Lasagna with Pistachio Pesto and Prosciutto

Pesto-Prosciutto Lasagna-2091

I eat a tomato lasagna about twice a year.  When it appears in caveman portions, as it usually does, the sight of it fills me with a kind of anticipatory fatigue.  Oh, no…  Am I really up for this?  It doesn’t have to be this way.  A Ligurian lasagna redolent of basil and pine nuts is seductively lighter, a Wilma Flintstone to Fred’s red version.  No need to clean the Augean stables or capture the Cretan bull to work up an appetite before you can eat it.  Ordinary hunger will do just fine for Lasagna with Pistachio Pesto and Prosciutto.

Spaghetti with Bottarga, Preserved Lemon and Chilies

Spaghetti with Bottarga and Preserved Lemon-2667

For the last two years we’ve posted spring recipes for shad roe, a seasonal reward for surviving winter. We’re still rolling with roe this year, but of a dramatically different kind: Spaghetti with Bottarga, Preserved Lemon and Chilies. Bottarga is the salted dried roe of gray mullet or bluefin tuna. Grated over pasta or served in very thin slices, it may be even more of an umami bomb than garum. Until recently only Americans fortunate enough to travel to Sicily, Sardinia or parts of Calabria were likely to encounter bottarga. But about ten years ago lumps of bottarga began showing up in a few American chefs’ hands. Its rich, funky flavor provokes either love or hate, but at twelve to fifteen dollars an ounce, it’s pricey enough to keep all but the curious or committed from seeking it out and trying it. Two ounces is more than enough for pasta for 4. Be forwarned: the curious have a way of morphing into bottarga zealots after their initial taste experience. Think guanciale of the sea. Armed with a small amount of bottarga and prep so rudimentary it makes bolognese look like a kidney transplant, you can make a pasta dish fit for the gods.

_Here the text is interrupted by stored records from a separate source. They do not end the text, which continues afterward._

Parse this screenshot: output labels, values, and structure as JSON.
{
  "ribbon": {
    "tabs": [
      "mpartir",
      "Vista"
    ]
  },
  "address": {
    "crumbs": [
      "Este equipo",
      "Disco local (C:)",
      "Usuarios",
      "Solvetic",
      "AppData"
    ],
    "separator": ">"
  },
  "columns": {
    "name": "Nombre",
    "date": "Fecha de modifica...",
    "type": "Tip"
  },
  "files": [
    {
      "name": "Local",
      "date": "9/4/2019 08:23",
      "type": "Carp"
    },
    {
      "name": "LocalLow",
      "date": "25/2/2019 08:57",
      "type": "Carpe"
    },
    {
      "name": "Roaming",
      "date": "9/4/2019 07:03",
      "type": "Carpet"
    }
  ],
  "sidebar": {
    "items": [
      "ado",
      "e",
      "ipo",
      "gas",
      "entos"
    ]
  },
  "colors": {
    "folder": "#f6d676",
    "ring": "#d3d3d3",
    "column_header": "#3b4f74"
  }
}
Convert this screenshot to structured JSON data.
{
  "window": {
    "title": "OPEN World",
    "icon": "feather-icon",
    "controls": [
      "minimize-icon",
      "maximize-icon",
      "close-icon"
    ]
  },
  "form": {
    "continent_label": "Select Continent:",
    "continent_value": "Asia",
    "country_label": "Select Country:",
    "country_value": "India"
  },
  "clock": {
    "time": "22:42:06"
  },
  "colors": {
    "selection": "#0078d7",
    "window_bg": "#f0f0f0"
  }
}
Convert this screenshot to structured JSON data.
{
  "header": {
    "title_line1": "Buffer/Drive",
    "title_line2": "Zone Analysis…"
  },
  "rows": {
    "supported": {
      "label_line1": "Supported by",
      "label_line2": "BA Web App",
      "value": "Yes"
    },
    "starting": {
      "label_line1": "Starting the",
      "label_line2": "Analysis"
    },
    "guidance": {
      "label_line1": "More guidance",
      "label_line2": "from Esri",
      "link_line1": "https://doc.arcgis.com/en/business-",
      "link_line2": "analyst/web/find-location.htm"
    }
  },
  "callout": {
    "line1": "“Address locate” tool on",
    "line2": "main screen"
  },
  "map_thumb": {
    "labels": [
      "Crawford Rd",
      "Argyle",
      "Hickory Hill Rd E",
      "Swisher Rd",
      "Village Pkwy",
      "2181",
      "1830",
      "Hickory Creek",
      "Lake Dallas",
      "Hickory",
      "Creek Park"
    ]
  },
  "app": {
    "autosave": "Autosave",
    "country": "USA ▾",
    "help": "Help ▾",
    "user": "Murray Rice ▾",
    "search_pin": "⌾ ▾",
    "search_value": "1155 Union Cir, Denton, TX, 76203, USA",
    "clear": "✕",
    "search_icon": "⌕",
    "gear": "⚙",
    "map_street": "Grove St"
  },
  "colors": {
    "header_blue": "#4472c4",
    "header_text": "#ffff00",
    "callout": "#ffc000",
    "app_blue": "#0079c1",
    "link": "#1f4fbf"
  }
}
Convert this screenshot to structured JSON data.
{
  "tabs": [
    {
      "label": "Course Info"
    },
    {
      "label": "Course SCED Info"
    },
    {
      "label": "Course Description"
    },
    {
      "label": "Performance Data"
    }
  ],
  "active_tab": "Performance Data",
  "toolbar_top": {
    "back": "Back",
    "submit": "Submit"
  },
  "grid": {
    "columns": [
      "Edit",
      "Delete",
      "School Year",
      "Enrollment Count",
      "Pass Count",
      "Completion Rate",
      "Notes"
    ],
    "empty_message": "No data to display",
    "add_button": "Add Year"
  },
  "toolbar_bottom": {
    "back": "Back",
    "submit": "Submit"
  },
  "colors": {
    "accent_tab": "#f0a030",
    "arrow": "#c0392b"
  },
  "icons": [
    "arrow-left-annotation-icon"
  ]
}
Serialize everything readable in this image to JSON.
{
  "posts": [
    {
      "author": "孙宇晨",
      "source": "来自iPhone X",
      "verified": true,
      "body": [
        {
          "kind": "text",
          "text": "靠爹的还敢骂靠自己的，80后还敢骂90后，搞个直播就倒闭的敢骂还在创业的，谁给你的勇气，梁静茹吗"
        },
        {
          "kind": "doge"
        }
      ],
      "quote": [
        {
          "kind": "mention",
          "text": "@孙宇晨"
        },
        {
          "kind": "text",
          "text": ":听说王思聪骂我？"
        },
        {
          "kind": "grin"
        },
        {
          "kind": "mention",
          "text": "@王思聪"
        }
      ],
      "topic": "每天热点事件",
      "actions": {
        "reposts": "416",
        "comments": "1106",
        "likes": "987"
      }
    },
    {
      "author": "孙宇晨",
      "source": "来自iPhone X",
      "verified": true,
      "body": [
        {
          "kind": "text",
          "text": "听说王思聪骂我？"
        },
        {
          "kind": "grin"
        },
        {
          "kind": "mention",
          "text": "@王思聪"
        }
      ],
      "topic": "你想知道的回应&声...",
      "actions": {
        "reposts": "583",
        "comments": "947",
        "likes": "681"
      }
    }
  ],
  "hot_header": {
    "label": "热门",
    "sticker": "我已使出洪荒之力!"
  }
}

You say Tagliatelle, I say Fettucine…

Tagliatelle - How to -276-15077

Stand aside, from-scratch croissants.  Out out, damn osso bucco!  For all of the satisfactions of spatula-and-tongs-ing your way up culinary K2’s  nothing produces quite the same glow as transforming 3 eggs, 2 cups of flour and bit of semolina into a pound of Fresh Tagliatelle.   Making your own pasta is akin to making your own pie crust, one of those notches on the wooden spoon that certifies you as a cook.  Contrary to reputation, it is neither difficult nor arduous, and only mildly time-consuming (30 – 40 minutes, start to finish).  We’ve wanted to do this post for awhile, if only to give everyone who makes one of our pasta dishes a place to go for instructions on making their own.  After you taste your first batch of homemade, you’ll marvel at your abilities, those you feed will sing your hosannas (or you’ll kill them) and while you may not entirely give up buying commercial noodles, you’ll know that your own taste better.